(EXERCISE PROMPT) Filter the entries below, keeping only lines with the word "body".
-=-=-
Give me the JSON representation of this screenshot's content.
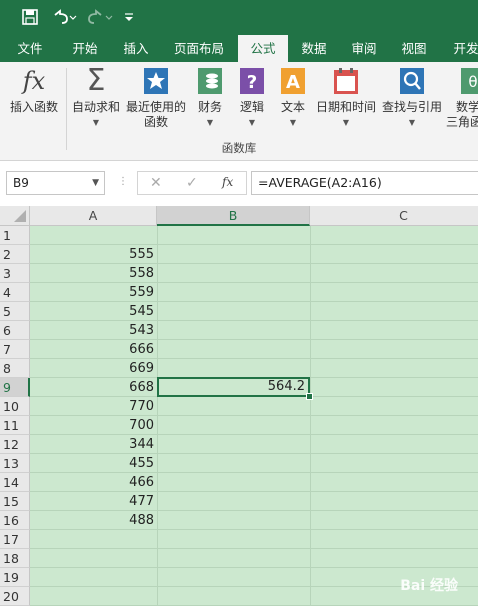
{
  "quick_access": {
    "save_icon": "save-icon",
    "undo_icon": "undo-icon",
    "redo_icon": "redo-icon",
    "customize_icon": "customize-icon"
  },
  "tabs": [
    {
      "label": "文件",
      "active": false
    },
    {
      "label": "开始",
      "active": false
    },
    {
      "label": "插入",
      "active": false
    },
    {
      "label": "页面布局",
      "active": false
    },
    {
      "label": "公式",
      "active": true
    },
    {
      "label": "数据",
      "active": false
    },
    {
      "label": "审阅",
      "active": false
    },
    {
      "label": "视图",
      "active": false
    },
    {
      "label": "开发",
      "active": false
    }
  ],
  "ribbon": {
    "insert_function": "插入函数",
    "autosum": "自动求和",
    "recent": "最近使用的",
    "recent2": "函数",
    "financial": "财务",
    "logical": "逻辑",
    "text": "文本",
    "datetime": "日期和时间",
    "lookup": "查找与引用",
    "math": "数学",
    "math2": "三角函",
    "group_label": "函数库"
  },
  "formula_bar": {
    "name_box": "B9",
    "fx": "fx",
    "formula": "=AVERAGE(A2:A16)"
  },
  "columns": [
    "A",
    "B",
    "C"
  ],
  "rows": [
    "1",
    "2",
    "3",
    "4",
    "5",
    "6",
    "7",
    "8",
    "9",
    "10",
    "11",
    "12",
    "13",
    "14",
    "15",
    "16",
    "17",
    "18",
    "19",
    "20"
  ],
  "column_a_values": [
    "",
    "555",
    "558",
    "559",
    "545",
    "543",
    "666",
    "669",
    "668",
    "770",
    "700",
    "344",
    "455",
    "466",
    "477",
    "488",
    "",
    "",
    "",
    ""
  ],
  "active_cell": {
    "ref": "B9",
    "value": "564.2"
  },
  "colors": {
    "accent": "#217346",
    "sheet_bg": "#cce8cf"
  },
  "watermark": "Bai 经验"
}
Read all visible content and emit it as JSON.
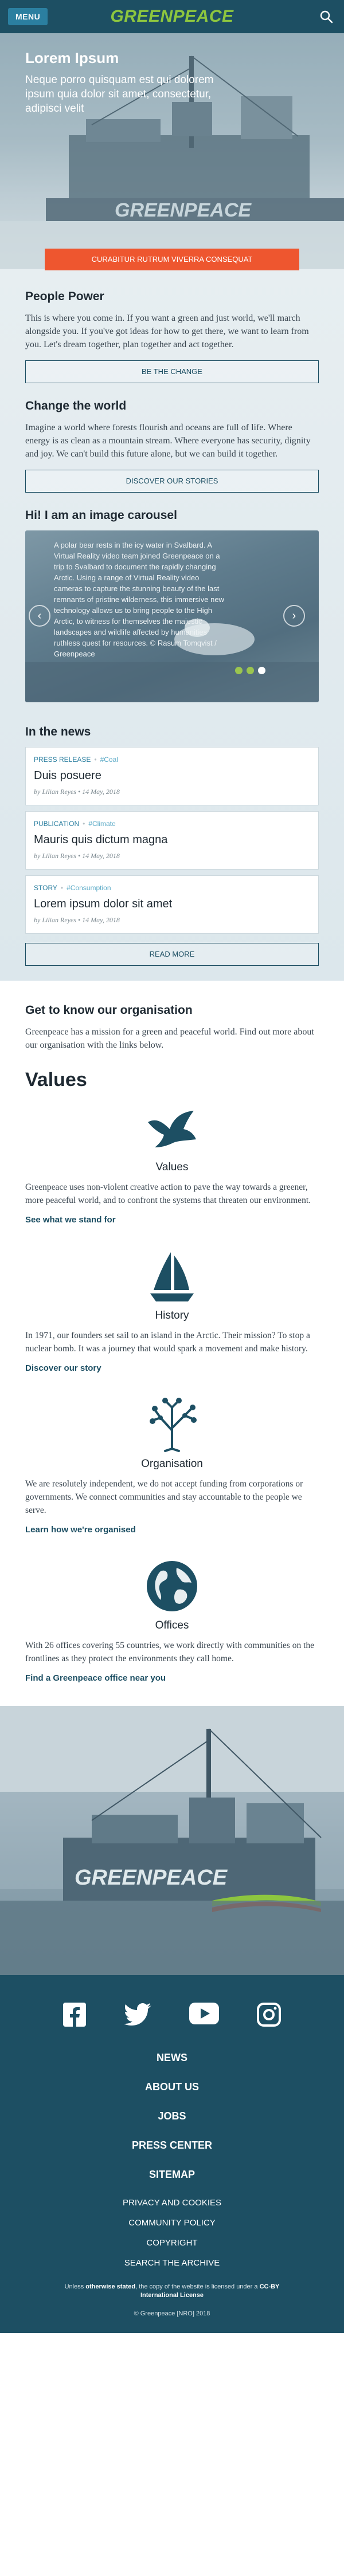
{
  "header": {
    "menu_label": "MENU",
    "logo_text": "GREENPEACE",
    "search_icon": "search-icon"
  },
  "hero": {
    "title": "Lorem Ipsum",
    "subtitle": "Neque porro quisquam est qui dolorem ipsum quia dolor sit amet, consectetur, adipisci velit",
    "cta_label": "CURABITUR RUTRUM VIVERRA CONSEQUAT",
    "ship_text": "GREENPEACE"
  },
  "people_power": {
    "title": "People Power",
    "body": "This is where you come in. If you want a green and just world, we'll march alongside you. If you've got ideas for how to get there, we want to learn from you. Let's dream together, plan together and act together.",
    "button": "BE THE CHANGE"
  },
  "change_world": {
    "title": "Change the world",
    "body": "Imagine a world where forests flourish and oceans are full of life. Where energy is as clean as a mountain stream. Where everyone has security, dignity and joy. We can't build this future alone, but we can build it together.",
    "button": "DISCOVER OUR STORIES"
  },
  "carousel": {
    "title": "Hi! I am an image carousel",
    "caption": "A polar bear rests in the icy water in Svalbard. A Virtual Reality video team joined Greenpeace on a trip to Svalbard to document the rapidly changing Arctic. Using a range of Virtual Reality video cameras to capture the stunning beauty of the last remnants of pristine wilderness, this immersive new technology allows us to bring people to the High Arctic, to witness for themselves the majestic landscapes and wildlife affected by humanities ruthless quest for resources. © Rasum Tomqvist / Greenpeace",
    "slide_count": 3,
    "active_slide": 3
  },
  "news": {
    "title": "In the news",
    "items": [
      {
        "category": "PRESS RELEASE",
        "tag": "#Coal",
        "title": "Duis posuere",
        "byline": "by Lilian Reyes • 14 May, 2018"
      },
      {
        "category": "PUBLICATION",
        "tag": "#Climate",
        "title": "Mauris quis dictum magna",
        "byline": "by Lilian Reyes • 14 May, 2018"
      },
      {
        "category": "STORY",
        "tag": "#Consumption",
        "title": "Lorem ipsum dolor sit amet",
        "byline": "by Lilian Reyes • 14 May, 2018"
      }
    ],
    "read_more": "READ MORE"
  },
  "organisation": {
    "title": "Get to know our organisation",
    "body": "Greenpeace has a mission for a green and peaceful world. Find out more about our organisation with the links below.",
    "values_title": "Values",
    "items": [
      {
        "icon": "dove-icon",
        "label": "Values",
        "body": "Greenpeace uses non-violent creative action to pave the way towards a greener, more peaceful world, and to confront the systems that threaten our environment.",
        "link": "See what we stand for"
      },
      {
        "icon": "sailboat-icon",
        "label": "History",
        "body": "In 1971, our founders set sail to an island in the Arctic. Their mission? To stop a nuclear bomb. It was a journey that would spark a movement and make history.",
        "link": "Discover our story"
      },
      {
        "icon": "tree-icon",
        "label": "Organisation",
        "body": "We are resolutely independent, we do not accept funding from corporations or governments. We connect communities and stay accountable to the people we serve.",
        "link": "Learn how we're organised"
      },
      {
        "icon": "globe-icon",
        "label": "Offices",
        "body": "With 26 offices covering 55 countries, we work directly with communities on the frontlines as they protect the environments they call home.",
        "link": "Find a Greenpeace office near you"
      }
    ]
  },
  "banner": {
    "ship_text": "GREENPEACE"
  },
  "footer": {
    "social": [
      "facebook-icon",
      "twitter-icon",
      "youtube-icon",
      "instagram-icon"
    ],
    "nav": [
      "NEWS",
      "ABOUT US",
      "JOBS",
      "PRESS CENTER",
      "SITEMAP"
    ],
    "sub_nav": [
      "PRIVACY AND COOKIES",
      "COMMUNITY POLICY",
      "COPYRIGHT",
      "SEARCH THE ARCHIVE"
    ],
    "license_prefix": "Unless ",
    "license_bold1": "otherwise stated",
    "license_mid": ", the copy of the website is licensed under a ",
    "license_bold2": "CC-BY International License",
    "copyright": "© Greenpeace [NRO] 2018"
  },
  "colors": {
    "brand": "#1d4f63",
    "accent": "#ee562f",
    "logo": "#8dc63f"
  }
}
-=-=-
(SOLUTION TO THIS TASK)
    "body": "This is where you come in. If you want a green and just world, we'll march alongside you. If you've got ideas for how to get there, we want to learn from you. Let's dream together, plan together and act together.",
    "body": "Imagine a world where forests flourish and oceans are full of life. Where energy is as clean as a mountain stream. Where everyone has security, dignity and joy. We can't build this future alone, but we can build it together.",
    "body": "Greenpeace has a mission for a green and peaceful world. Find out more about our organisation with the links below.",
        "body": "Greenpeace uses non-violent creative action to pave the way towards a greener, more peaceful world, and to confront the systems that threaten our environment.",
        "body": "In 1971, our founders set sail to an island in the Arctic. Their mission? To stop a nuclear bomb. It was a journey that would spark a movement and make history.",
        "body": "We are resolutely independent, we do not accept funding from corporations or governments. We connect communities and stay accountable to the people we serve.",
        "body": "With 26 offices covering 55 countries, we work directly with communities on the frontlines as they protect the environments they call home.",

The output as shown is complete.